The maist kenspeckle novelist tae uise Doric in his novels wis George MacDonald frae Huntly. He is aftimes conseedered ane o the faithers o the Fantasy genre, a influence on C.S. Lewis an Tolkien, an a freen o Mark Twain.

Lewis Grassic Gibbon's Scots Quair trilogy taks place in the Mearns, an haes been the foond o a successful play an telly series. It is weel-likit aw throu Scotland, an tells the storie o Chrissie, a independent-myndit quine, maistly in a form o English wi strang influence frae the rhythms o the local claik.

A version o Aesop's Fables haes been published in Doric, as weel as sum sections o the Bible.

Preein o DoricEedit

Gin I was God by Charles Murray

GIN I was God, sittin up there abeen,
Weariet nae doot noo a my darg was deen,
Deaved wi the harps an hymns oonendin ringin,
Tired o the flockin angels hairse wi singin,
To some clood-edge I'd daunder furth an, feth,
Look ower an watch hoo things were gyaun aneth.
Syne, gin I saw hoo men I'd made mysel
Had startit in to pooshan, sheet an fell,
To reive an rape, an fairly mak a hell
O my braw birlin Earth,--a hale week's wark--
I'd cast my coat again, rowe up my sark,
An or they'd time to lench a second ark,
Tak back my word an sen anither spate,
Droon oot the hale hypothec, dicht the sklate,
Own my mistak, an, aince I cleared the brod,
Start a'thing ower again, gin I was God.

ReferencesEedit

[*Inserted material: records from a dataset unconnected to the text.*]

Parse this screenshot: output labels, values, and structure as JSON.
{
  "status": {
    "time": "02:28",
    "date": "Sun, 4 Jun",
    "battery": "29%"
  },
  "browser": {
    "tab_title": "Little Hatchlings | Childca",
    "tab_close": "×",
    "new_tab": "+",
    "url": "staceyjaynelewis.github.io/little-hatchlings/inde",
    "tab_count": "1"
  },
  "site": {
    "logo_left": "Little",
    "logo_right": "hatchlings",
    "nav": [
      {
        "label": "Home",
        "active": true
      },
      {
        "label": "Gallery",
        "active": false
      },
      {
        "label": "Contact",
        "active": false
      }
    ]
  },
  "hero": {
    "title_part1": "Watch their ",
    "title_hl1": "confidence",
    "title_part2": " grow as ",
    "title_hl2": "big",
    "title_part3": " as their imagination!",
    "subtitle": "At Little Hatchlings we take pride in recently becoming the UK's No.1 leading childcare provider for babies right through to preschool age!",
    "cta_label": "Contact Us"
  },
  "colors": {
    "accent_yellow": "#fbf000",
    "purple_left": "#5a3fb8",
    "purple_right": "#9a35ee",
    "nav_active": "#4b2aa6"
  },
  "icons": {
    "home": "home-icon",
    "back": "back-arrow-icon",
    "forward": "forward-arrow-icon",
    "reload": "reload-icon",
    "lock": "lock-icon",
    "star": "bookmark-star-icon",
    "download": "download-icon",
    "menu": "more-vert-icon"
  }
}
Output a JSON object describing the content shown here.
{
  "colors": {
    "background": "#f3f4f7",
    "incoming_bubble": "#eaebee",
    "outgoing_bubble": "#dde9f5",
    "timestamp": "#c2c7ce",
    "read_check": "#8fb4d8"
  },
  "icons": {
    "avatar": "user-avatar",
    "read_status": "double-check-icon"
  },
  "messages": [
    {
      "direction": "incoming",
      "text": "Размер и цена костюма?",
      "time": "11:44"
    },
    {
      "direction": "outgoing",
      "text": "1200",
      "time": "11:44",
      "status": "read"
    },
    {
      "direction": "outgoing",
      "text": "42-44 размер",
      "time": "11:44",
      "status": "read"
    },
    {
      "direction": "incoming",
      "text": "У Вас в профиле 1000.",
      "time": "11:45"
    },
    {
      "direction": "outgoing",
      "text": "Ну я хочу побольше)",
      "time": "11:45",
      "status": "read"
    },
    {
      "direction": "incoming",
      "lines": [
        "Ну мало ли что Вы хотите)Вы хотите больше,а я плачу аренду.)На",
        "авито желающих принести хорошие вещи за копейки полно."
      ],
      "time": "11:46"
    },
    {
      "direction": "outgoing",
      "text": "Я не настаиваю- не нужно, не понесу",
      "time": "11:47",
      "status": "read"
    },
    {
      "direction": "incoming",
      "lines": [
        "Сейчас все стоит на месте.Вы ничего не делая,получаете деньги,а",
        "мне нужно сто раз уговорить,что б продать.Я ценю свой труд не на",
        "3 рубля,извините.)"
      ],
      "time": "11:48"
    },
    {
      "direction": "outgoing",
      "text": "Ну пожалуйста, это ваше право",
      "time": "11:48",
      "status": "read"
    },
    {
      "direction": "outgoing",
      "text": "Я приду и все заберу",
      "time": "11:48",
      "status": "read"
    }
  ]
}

  1. [1] Archived 2007-03-01 at the Wayback Machine abdn.ac.uk/elphinstone/kist

Ye can aye see taeEedit

Fremmit airtinsEedit